On 21 May, Europe celebrates the 30th anniversary of the adoption of the EU Habitats Directive and the establishment of the Natura 2000 Network. The EU Habitats Directive has provided community level protection to several wetland habitats listed on its Annex I, including certain types of peatlands, coastal wetlands, rivers and lakes as well as protection for the habitats of wetland dependent species listed on its Annex II. It has created an obligation for the EU Member States to maintain or restore these habitats to favourable conservation status and to this end designate Special Areas of Conservation (SACs). The Natura 2000 includes also the Special Protection Areas (SPA) identified and designated under the EU Birds Directive.
Today, the Natura 2000 Network consist almost 27,000 terrestrial and marine sites in the 27 Member States of the EU covering more than 18% of Europe’s land and 9% of its marine areas.

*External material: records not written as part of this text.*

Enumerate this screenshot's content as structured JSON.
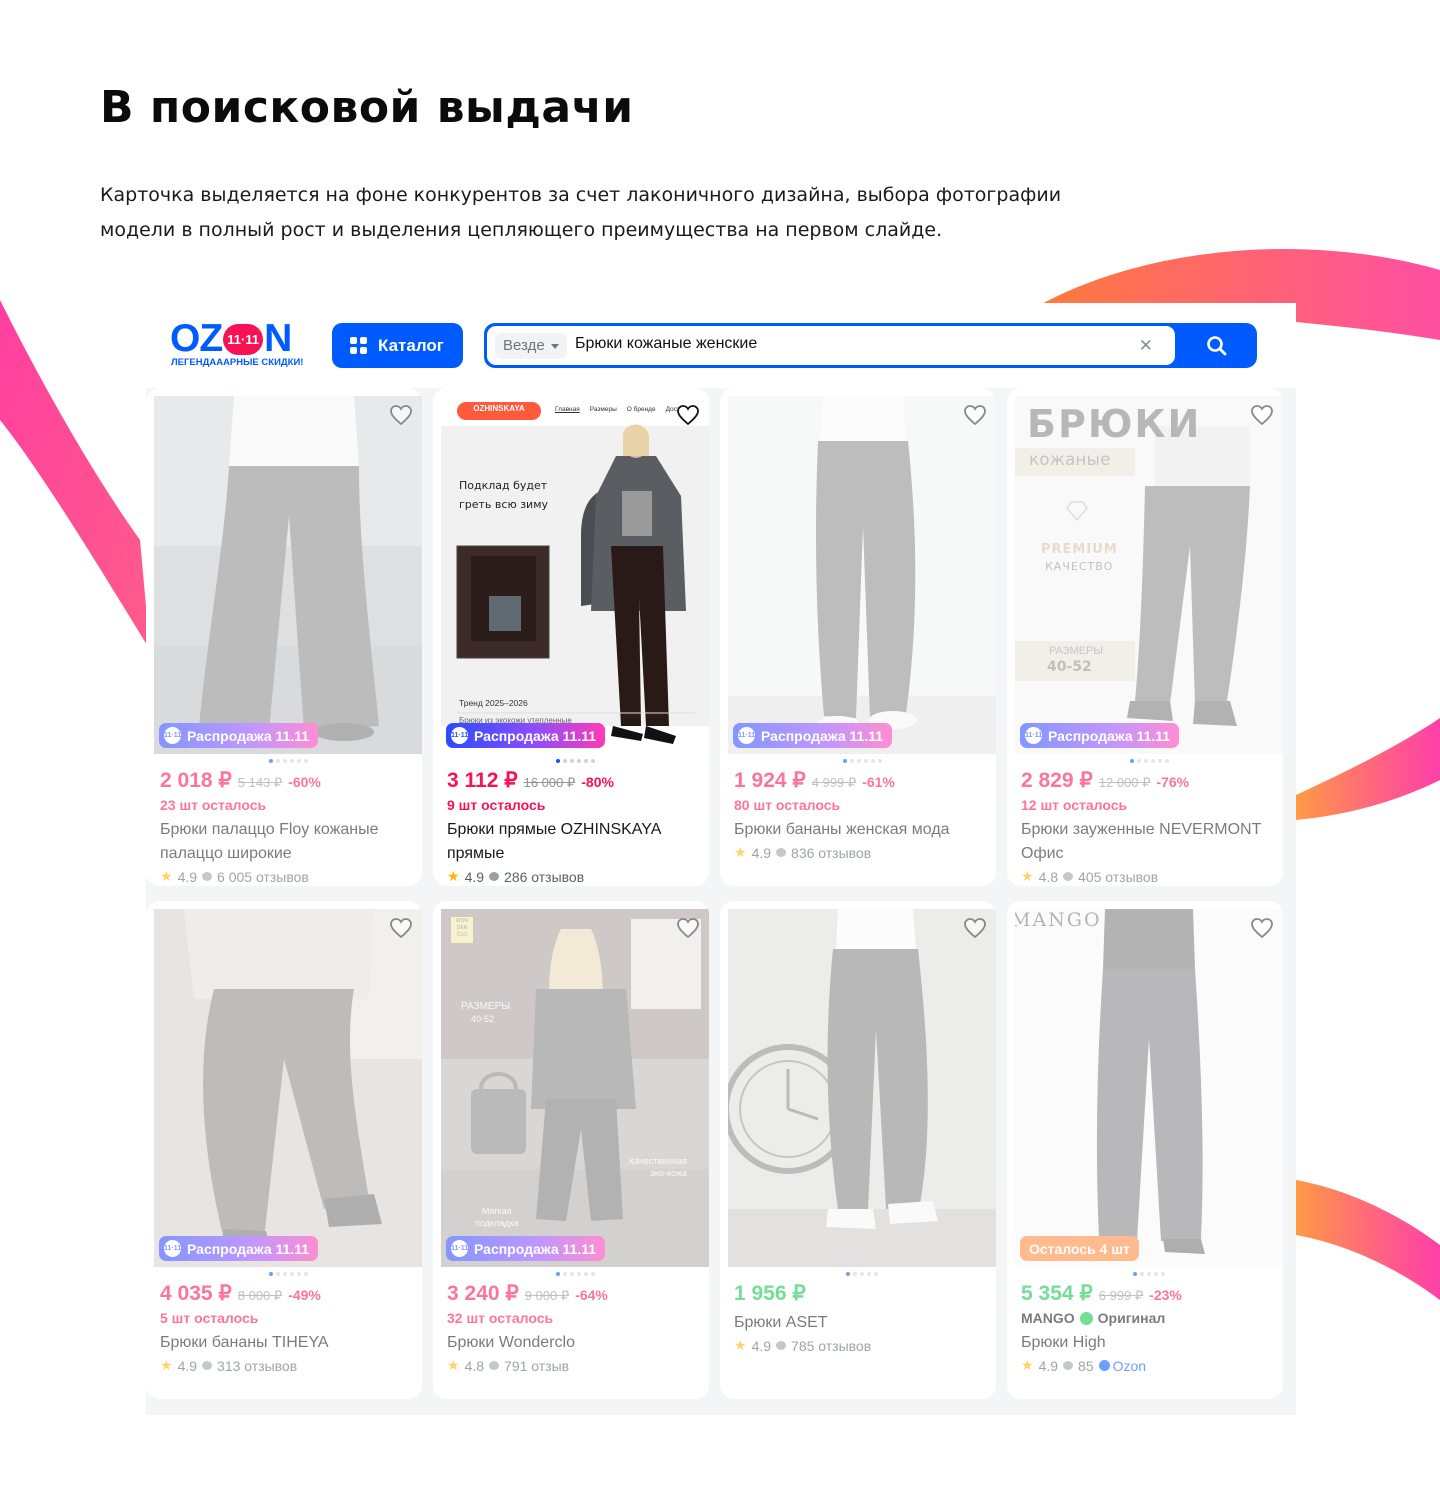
{
  "heading": "В поисковой выдачи",
  "description": "Карточка выделяется на фоне конкурентов за счет лаконичного дизайна, выбора фотографии модели в полный рост и выделения цепляющего преимущества на первом слайде.",
  "colors": {
    "accent": "#005bff",
    "sale": "#f91155",
    "green": "#10c44c",
    "ribbon_start": "#ff4fa3",
    "ribbon_end": "#ff8a3d"
  },
  "header": {
    "logo": {
      "word_left": "OZ",
      "word_badge": "11·11",
      "word_right": "N",
      "tagline": "ЛЕГЕНДАААРНЫЕ СКИДКИ!"
    },
    "catalog_label": "Каталог",
    "search": {
      "scope": "Везде",
      "query": "Брюки кожаные женские",
      "clear_icon": "close-icon",
      "button_icon": "search-icon"
    }
  },
  "products": [
    {
      "price": "2 018 ₽",
      "old_price": "5 143 ₽",
      "discount": "-60%",
      "stock": "23 шт осталось",
      "name": "Брюки палаццо Floy кожаные палаццо широкие",
      "rating": "4.9",
      "reviews": "6 005 отзывов",
      "badge": "Распродажа 11.11",
      "photo": "wide-leg"
    },
    {
      "price": "3 112 ₽",
      "old_price": "16 000 ₽",
      "discount": "-80%",
      "stock": "9 шт осталось",
      "name": "Брюки прямые OZHINSKAYA прямые",
      "rating": "4.9",
      "reviews": "286 отзывов",
      "badge": "Распродажа 11.11",
      "photo": "promo",
      "promo": {
        "brand": "OZHINSKAYA",
        "nav": [
          "Главная",
          "Размеры",
          "О бренде",
          "Дост"
        ],
        "caption": "Подклад будет греть всю зиму",
        "trend": "Тренд 2025–2026",
        "footnote": "Брюки из экокожи утепленные"
      }
    },
    {
      "price": "1 924 ₽",
      "old_price": "4 999 ₽",
      "discount": "-61%",
      "stock": "80 шт осталось",
      "name": "Брюки бананы женская мода",
      "rating": "4.9",
      "reviews": "836 отзывов",
      "badge": "Распродажа 11.11",
      "photo": "straight"
    },
    {
      "price": "2 829 ₽",
      "old_price": "12 000 ₽",
      "discount": "-76%",
      "stock": "12 шт осталось",
      "name": "Брюки зауженные NEVERMONT Офис",
      "rating": "4.8",
      "reviews": "405 отзывов",
      "badge": "Распродажа 11.11",
      "photo": "banner",
      "banner": {
        "big": "БРЮКИ",
        "tag": "кожаные",
        "premium": "PREMIUM",
        "quality": "КАЧЕСТВО",
        "sizes_label": "РАЗМЕРЫ",
        "sizes": "40-52"
      }
    },
    {
      "price": "4 035 ₽",
      "old_price": "8 000 ₽",
      "discount": "-49%",
      "stock": "5 шт осталось",
      "name": "Брюки бананы TIHEYA",
      "rating": "4.9",
      "reviews": "313 отзывов",
      "badge": "Распродажа 11.11",
      "photo": "sweater"
    },
    {
      "price": "3 240 ₽",
      "old_price": "9 000 ₽",
      "discount": "-64%",
      "stock": "32 шт осталось",
      "name": "Брюки Wonderclo",
      "rating": "4.8",
      "reviews": "791 отзыв",
      "badge": "Распродажа 11.11",
      "photo": "street",
      "street": {
        "logo": "WON DER CLO",
        "sizes_label": "РАЗМЕРЫ",
        "sizes": "40-52",
        "quality_1": "Качественная",
        "quality_2": "эко-кожа",
        "lining_1": "Мягкая",
        "lining_2": "подкладка"
      }
    },
    {
      "price": "1 956 ₽",
      "name": "Брюки ASET",
      "rating": "4.9",
      "reviews": "785 отзывов",
      "photo": "clock"
    },
    {
      "price": "5 354 ₽",
      "old_price": "6 999 ₽",
      "discount": "-23%",
      "brand": "MANGO",
      "original": "Оригинал",
      "name": "Брюки High",
      "rating": "4.9",
      "reviews": "85",
      "seller": "Ozon",
      "badge": "Осталось 4 шт",
      "photo": "mango",
      "mango": {
        "logo": "MANGO"
      }
    }
  ]
}
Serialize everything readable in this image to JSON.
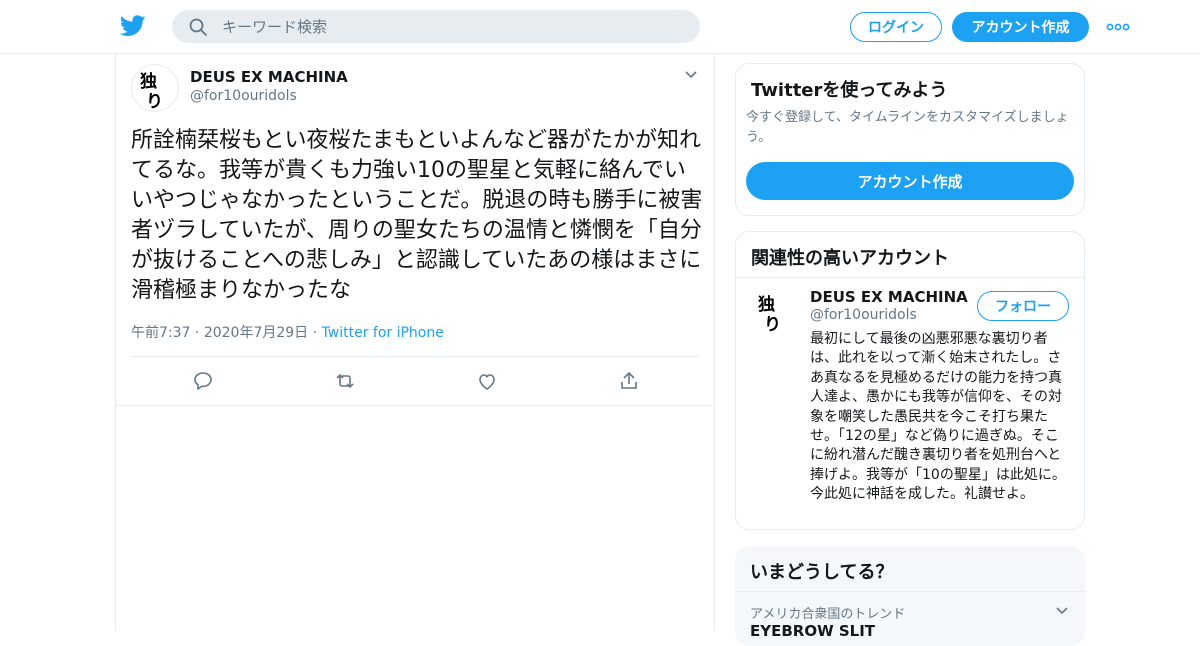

The Natura 2000 Network has an enormous importance for wetland conservation and sustainable management as about 41% of all terrestrial and coastal waters in the EU is designated as part of the network. Some wetland types such as peatlands and coastal habitats are relatively well covered, but the coverage of small wetlands is low.
Establishing this enormous network of protected areas, is a huge achievement. However, the designation of Natura 2000 sites without proper management is insufficient to achieve the EU Biodiversity Strategies target of 30% of species in unfavourable conservation status recovering. Studies based on data from the International Waterbird Census coordinated by Wetlands International Europe and other studies show that appropriate management help recovering species and contributes to the adaptation of species to climate change. Therefore, it is important to shift the focus from the designation to proper management and restoration of species and habitats. This is reflected in the EU Biodiversity Strategy’s targets of 30% well managed protected areas and restoring the EU’s ecosystems.
Wetlands International Europe works with a wide range of stakeholders to contribute to the further development and better management of the Natura 2000 network.